override (cascade) its counterpart from the parent. Instead, it is loaded in
addition to the parent’s functions.php. Specifically, right before the parent’s file.

The fact that a child theme’s functions.php file
is loaded first means that you can make the user functions of your theme
pluggable, i.e., replaceable by a child theme by declaring them
conditionally. Example:

In that way, a child theme can replace a PHP function of the parent by
simply declaring it beforehand.

4.1.1 Post Formats

post formats

add_theme_support( ‘post-formats’, array( ‘aside’, ‘gallery’ ) );

add_theme_support( ‘post-formats’, array( ‘aside’, ‘link’, ‘gallery’, ‘status’, ‘quote’, ‘image’ ) );

add_theme_support( ‘post-formats’, array( ‘aside’, ‘image’, ‘link’, ‘quote’, ‘status’ ) );

add_theme_support( ‘post-formats’, array( ‘aside’, ‘audio’, ‘chat’, ‘gallery’, ‘image’, ‘link’, ‘quote’, ‘status’, ‘video’ ) );

add_theme_support( ‘post-formats’, array( ‘aside’, ‘image’, ‘video’, ‘audio’, ‘quote’, ‘link’, ‘gallery’, ) );

add_theme_support( ‘post-formats’, array( ‘aside’, ‘image’, ‘video’, ‘quote’, ‘link’, ‘gallery’, ‘status’, ‘audio’, ‘chat’ ) );

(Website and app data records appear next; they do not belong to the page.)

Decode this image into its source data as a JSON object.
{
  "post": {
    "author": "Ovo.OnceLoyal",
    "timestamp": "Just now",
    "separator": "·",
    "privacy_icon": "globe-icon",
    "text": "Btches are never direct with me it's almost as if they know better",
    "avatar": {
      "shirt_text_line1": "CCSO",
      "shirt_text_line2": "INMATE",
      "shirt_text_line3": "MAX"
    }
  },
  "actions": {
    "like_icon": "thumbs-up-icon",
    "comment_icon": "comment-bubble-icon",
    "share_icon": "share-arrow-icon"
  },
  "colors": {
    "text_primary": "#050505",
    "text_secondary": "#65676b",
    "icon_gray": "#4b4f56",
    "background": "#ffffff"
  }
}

add_theme_support( ‘post-formats’, array( ‘aside’, ‘image’, ‘video’, ‘quote’, ‘link’, ‘gallery’, ‘status’, ‘audio’, ‘chat’, ) );

add_theme_support( ‘post-formats’, array( ‘aside’, ‘image’, ‘video’, ‘quote’, ‘link’, ‘gallery’, ‘audio’,) );

5.0 Resources

Child Theme Plugins

Guide to WordPress Child Theme Development

How To Make Your Own Child Theme

How to modify the Parent Theme behavior within the Child Theme

How to Modify WordPress Themes the Smart Way (four part series)

How to: Create a Child Theme based on Twenty Eleven

Leveraging Chrome Developer Tools for WordPress Development

Theme Development – Codex

Tutorial: Child Themes basics and creating Child Themes in WordPress

Why @import is no longer a best practice – An Alternative

WordPress Child Themes: The Whys and Hows